Back in the bluetooth menu on the phone, click scan for devices and look for your computer in the list of devices. Click on the device and enter a pin, such as a four digit number. Back on the computer you should see a prompt in the window running simple-agent asking for the pin. Enter the same number and press enter. The pairing should be successful; the phone should list the computer with “paired but not connected” listed below the name of the computer. If this is the case, hit ctrl-c on the computer to close simple-agent, as we don’t need it anymore. Also, make the computer hidden again:

bluez-test-adapter discoverable off

Step 2: Setting up the GPS

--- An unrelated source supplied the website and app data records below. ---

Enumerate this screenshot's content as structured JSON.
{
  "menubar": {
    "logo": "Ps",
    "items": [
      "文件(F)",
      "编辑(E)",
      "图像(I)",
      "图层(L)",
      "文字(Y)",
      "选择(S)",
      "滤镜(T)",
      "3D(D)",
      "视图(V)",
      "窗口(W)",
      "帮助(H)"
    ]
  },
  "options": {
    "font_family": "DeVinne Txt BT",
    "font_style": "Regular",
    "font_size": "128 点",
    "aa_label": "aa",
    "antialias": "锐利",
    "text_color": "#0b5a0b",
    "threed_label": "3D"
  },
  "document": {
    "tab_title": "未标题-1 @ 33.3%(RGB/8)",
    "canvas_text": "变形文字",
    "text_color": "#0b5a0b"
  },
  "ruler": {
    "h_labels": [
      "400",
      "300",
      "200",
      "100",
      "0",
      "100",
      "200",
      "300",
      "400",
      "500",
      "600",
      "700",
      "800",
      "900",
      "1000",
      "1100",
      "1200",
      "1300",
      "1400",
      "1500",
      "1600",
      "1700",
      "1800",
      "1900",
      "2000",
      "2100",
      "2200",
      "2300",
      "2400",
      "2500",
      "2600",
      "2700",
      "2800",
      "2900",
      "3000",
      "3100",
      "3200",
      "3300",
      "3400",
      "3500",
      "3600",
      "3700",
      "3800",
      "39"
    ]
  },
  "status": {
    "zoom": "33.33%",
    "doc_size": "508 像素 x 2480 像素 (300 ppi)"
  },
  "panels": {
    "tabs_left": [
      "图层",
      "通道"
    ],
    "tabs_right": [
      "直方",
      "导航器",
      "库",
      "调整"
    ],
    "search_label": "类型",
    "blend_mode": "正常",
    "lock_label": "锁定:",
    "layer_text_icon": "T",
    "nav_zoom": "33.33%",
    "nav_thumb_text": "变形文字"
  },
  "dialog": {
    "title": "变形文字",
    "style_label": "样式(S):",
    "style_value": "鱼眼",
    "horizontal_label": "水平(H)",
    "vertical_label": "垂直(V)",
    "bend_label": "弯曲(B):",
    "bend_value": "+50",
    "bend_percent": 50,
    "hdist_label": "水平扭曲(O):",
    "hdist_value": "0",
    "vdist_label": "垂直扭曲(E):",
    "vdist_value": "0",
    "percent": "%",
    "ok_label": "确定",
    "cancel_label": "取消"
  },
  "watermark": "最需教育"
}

Back on the home screen of the phone, tap the GPS 2 BT widget so that the slider on the right is up and the bar is green. This means that the phone is ready to accept GPS connections. Back on the computer, we are going to run a service discovery command to see that the GPS is indeed visible.

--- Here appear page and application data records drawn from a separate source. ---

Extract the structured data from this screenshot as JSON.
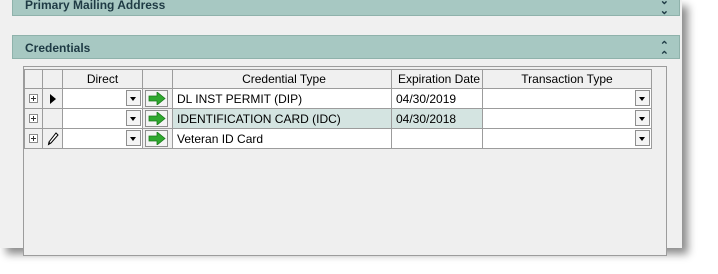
{
  "sections": {
    "mailing": {
      "title": "Primary Mailing Address",
      "chevron_icon": "chevron-double-down-icon"
    },
    "credentials": {
      "title": "Credentials",
      "chevron_icon": "chevron-double-up-icon"
    }
  },
  "grid": {
    "columns": {
      "direct": "Direct",
      "credential_type": "Credential Type",
      "expiration_date": "Expiration Date",
      "transaction_type": "Transaction Type"
    },
    "rows": [
      {
        "indicator": "current-row-arrow-icon",
        "direct": "",
        "credential_type": "DL INST PERMIT (DIP)",
        "expiration_date": "04/30/2019",
        "transaction_type": ""
      },
      {
        "indicator": "",
        "direct": "",
        "credential_type": "IDENTIFICATION CARD (IDC)",
        "expiration_date": "04/30/2018",
        "transaction_type": "",
        "selected": true
      },
      {
        "indicator": "edit-pencil-icon",
        "direct": "",
        "credential_type": "Veteran ID Card",
        "expiration_date": "",
        "transaction_type": ""
      }
    ]
  },
  "colors": {
    "header_bg": "#a7c8c2",
    "selected_row_bg": "#d4e4e1",
    "go_arrow": "#2fa82f"
  }
}
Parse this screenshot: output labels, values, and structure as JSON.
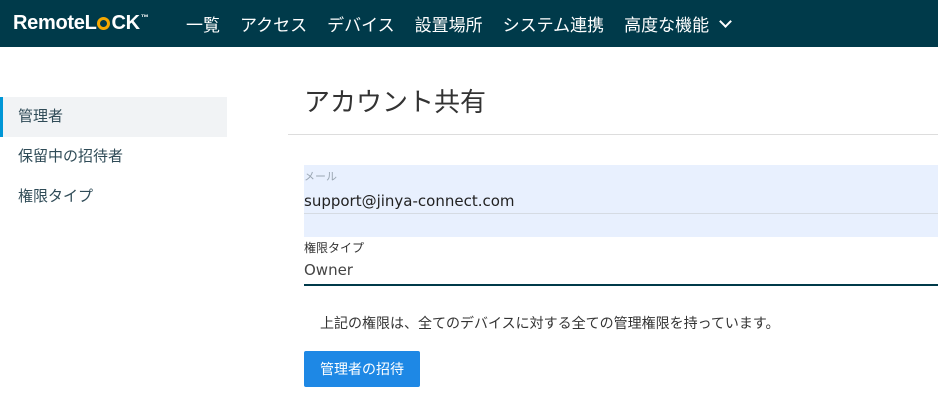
{
  "brand": {
    "logo_left": "Remote",
    "logo_l": "L",
    "logo_ck": "CK",
    "logo_tm": "™",
    "accent_color": "#f5a800"
  },
  "nav": {
    "items": [
      "一覧",
      "アクセス",
      "デバイス",
      "設置場所",
      "システム連携",
      "高度な機能"
    ],
    "bg_color": "#003a4a"
  },
  "sidebar": {
    "items": [
      {
        "label": "管理者",
        "active": true
      },
      {
        "label": "保留中の招待者",
        "active": false
      },
      {
        "label": "権限タイプ",
        "active": false
      }
    ]
  },
  "main": {
    "title": "アカウント共有",
    "email": {
      "label": "メール",
      "value": "support@jinya-connect.com"
    },
    "permission": {
      "label": "権限タイプ",
      "selected": "Owner"
    },
    "note": "上記の権限は、全てのデバイスに対する全ての管理権限を持っています。",
    "invite_button": "管理者の招待",
    "button_color": "#1e88e5"
  }
}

sdptool browse 11:11:11:11:11:11

Remember, 11:11:11:11:11:11 is the MAC address of the phone. Change accordingly for your phone. You should get back a bunch of different services, among which should be something similar to the following:

Service Name: Bluetooth GPS
Service RecHandle: 0x10003
Service Class ID List:
UUID 128: 00001101-0000-1000-8000-00805f9b34fb
Protocol Descriptor List:
"L2CAP" (0x0100)
"RFCOMM" (0x0003)
   Channel: 29

Step 3: Setting up RFCOMM

RFCOMM, which stands for radio frequency communication, is a protocol that emulates serial ports over Bluetooth. It can emulate multiple connections at once, so each connection is given a channel number. As an analogy, consider an IP and port in typical TCP/IP. The IP is sort of like the MAC in this case, and the channel is sort of like the port that the client connects to. This isn’t actually how it works, but it may be helpful to think about it in this way.

In the example above, the GPS is on channel 29 (last line of the output). Configure the RFCOMM connection, using that channel, by editing /etc/bluetooth/rfcomm.conf:

rfcomm0 {
   # Automatically bind the device at startup
   bind yes;

   # Bluetooth address of the device
   device 11:11:11:11:11:11;

   # RFCOMM channel for the connection
   channel 29;

   # Description of the connection
   comment "Android GPS";

Step 4: Configuring GPSd

Edit /etc/conf.d/gpsd, or the GPSd configuration file for other systems, to change the GPS device. Above, we named the RFCOMM connection rfcomm0. This will show up as /dev/rfcomm0. Use that device for GPSd.


Step 5: Test it out.

Make sure the GPS icon on the phone is green, bluetooth is enabled on the phone and the computer, and the configured RFCOMM channel matches the actual channel on the device. Start up gpsd (/etc/init.d/gpsd start). The daemon should be running now. Launch xgps, a test program included with GPSd, and see if it shows you your location. Try out other applications that use GPSd to get the location, such as kismet or gpsdrive. A list of many applications can be found at the GPSd homepage.

A few useful tools for debugging:

rfcomm unbind rfcomm0


rfcomm bind rfcomm0

This destroys and creates the /dev/rfcomm0 device. This is needed whenever you reconfigure the RFCOMM settings. Restarting the bluetooth service should work too, but the commands above ensure the job gets done.

You can manually connect with:

rfcomm connect rfcomm0

However, the bluetooth connection should be started when GPSd is started, as GPSd tries to read from the file, so this should be unecessary.

If you have the Android development tools installed, you can run the following to print the Android log:

adb logcat

Finally, if you keep getting errors, check your RFCOMM channel. For some reason, whenever I disconnect from the GPS or restart the Android widget, the RFCOMM channel changes. I have yet to find a better way to discover the correct channel each time.